Barry said "95 percent to 98 percent of them are do-able. They can be done and will be done by this administration."
The mayor would not say, however, which items would receive his immediate attention, although he did note that he has already acted on some recommendations.
The transition effort, headed by C&P Telephone Co. executive Delano E. Lewis, marked the first time in the brief recent history of local elected politics that the administration of city government had been turned over from one elected mayor to another.
To assist him in giving directions to his government, Barry assembled a 14-person task force, aided by more than 1,500 volunteers who functioned as community "think-tanks" to study city government and see how Barry could best implement his campaign promises.
The final phase of that process was concluded in a 114-page report released yesterday.
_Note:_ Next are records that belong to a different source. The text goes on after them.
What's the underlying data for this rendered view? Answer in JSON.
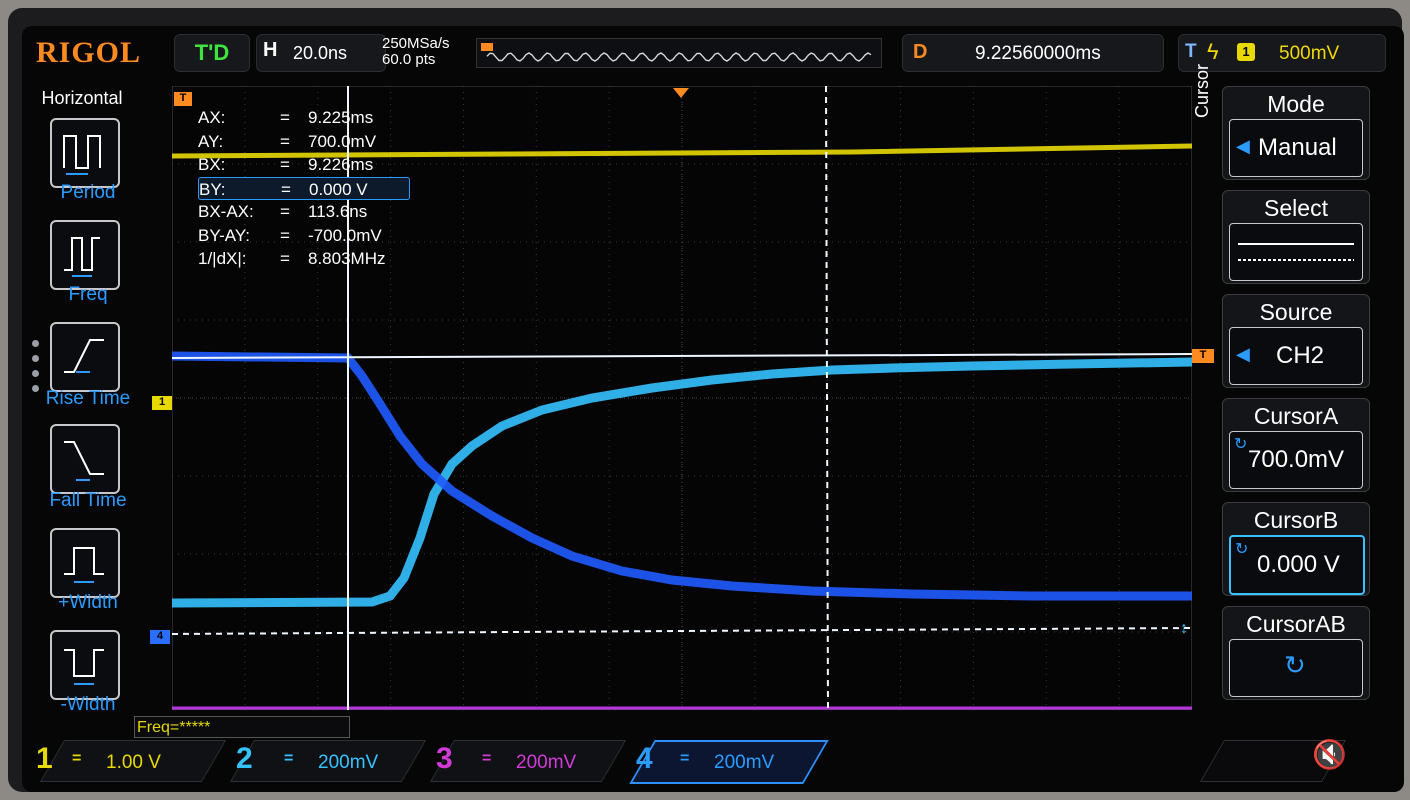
{
  "brand": "RIGOL",
  "status": "T'D",
  "horizontal": {
    "label": "H",
    "timebase": "20.0ns",
    "sample_rate": "250MSa/s",
    "points": "60.0 pts"
  },
  "delay": {
    "label": "D",
    "value": "9.22560000ms"
  },
  "trigger": {
    "label": "T",
    "source": "1",
    "level": "500mV"
  },
  "left_menu": {
    "title": "Horizontal",
    "items": [
      {
        "label": "Period",
        "icon": "period-icon"
      },
      {
        "label": "Freq",
        "icon": "freq-icon"
      },
      {
        "label": "Rise Time",
        "icon": "rise-time-icon"
      },
      {
        "label": "Fall Time",
        "icon": "fall-time-icon"
      },
      {
        "label": "+Width",
        "icon": "pos-width-icon"
      },
      {
        "label": "-Width",
        "icon": "neg-width-icon"
      }
    ]
  },
  "readout": [
    {
      "key": "AX:",
      "eq": "=",
      "value": "9.225ms"
    },
    {
      "key": "AY:",
      "eq": "=",
      "value": "700.0mV"
    },
    {
      "key": "BX:",
      "eq": "=",
      "value": "9.226ms"
    },
    {
      "key": "BY:",
      "eq": "=",
      "value": "0.000 V",
      "selected": true
    },
    {
      "key": "BX-AX:",
      "eq": "=",
      "value": "113.6ns"
    },
    {
      "key": "BY-AY:",
      "eq": "=",
      "value": "-700.0mV"
    },
    {
      "key": "1/|dX|:",
      "eq": "=",
      "value": "8.803MHz"
    }
  ],
  "right_menu": {
    "side_label": "Cursor",
    "mode": {
      "title": "Mode",
      "value": "Manual"
    },
    "select": {
      "title": "Select"
    },
    "source": {
      "title": "Source",
      "value": "CH2"
    },
    "cursor_a": {
      "title": "CursorA",
      "value": "700.0mV"
    },
    "cursor_b": {
      "title": "CursorB",
      "value": "0.000 V"
    },
    "cursor_ab": {
      "title": "CursorAB"
    }
  },
  "freq_counter": "Freq=*****",
  "channels": [
    {
      "num": "1",
      "eq": "=",
      "scale": "1.00 V",
      "color": "#e8d900"
    },
    {
      "num": "2",
      "eq": "=",
      "scale": "200mV",
      "color": "#35c2ff"
    },
    {
      "num": "3",
      "eq": "=",
      "scale": "200mV",
      "color": "#d23ad8"
    },
    {
      "num": "4",
      "eq": "=",
      "scale": "200mV",
      "color": "#2b6dff"
    }
  ],
  "markers": {
    "ch1": "1",
    "ch4": "4",
    "trig": "T",
    "left_top": "T"
  },
  "colors": {
    "ch1": "#e8d900",
    "ch2": "#35c2ff",
    "ch3": "#d23ad8",
    "ch4": "#2b6dff",
    "accent": "#ff8a1f",
    "menu_text": "#2b9cff"
  }
}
The report echoed the findings of earlier reports in portraying the city's 45,000-worker bureaucracy as ill-managed, lacking in morale and leadership, not getting its fair share of available federal monies and lax in its affirmative action policies.
In addition to these problems, Lewis recommended yesterday that Barry provide more formal channels for citizen involvement in his administration, including roles for persons who had worked on the task force.
Lewis also recommended specifically that operations of two troubled city agencies -- the offices of consumers affairs and human rights -- be given special study.
Lewis also recommended that Barry's administration regularly evaluate the performance of city department and agency heads and undertake a study to be completed within six months of the city's Department of Corrections.
The task forces recommended that only one city department head be considered for removal -- James W. Baldwin of the Human Rights Office.
Barry already has removed Baldwin and reassigned him to the city's Minority Business Opportunity Commission, which is charged with administering a law that requires the granting of 25 percent of all city contracts to minority-owned firms.
Among the other recommendations made yesterday were improving the city's emergency medical services, improving community relations in the fire department, upgrading medical facilities at Lorton Reformatory, and possibly staggering car registration dates.
Barry also was asked yesterday to name a poet laureate for the city, strengthen the office of business and economic development and esthetically enliven the public areas of city buildings.
Barry said yesterday that he would have a physical exam at D.C. General and would also follow another task force recommendation to visit the Lorton correctional facility.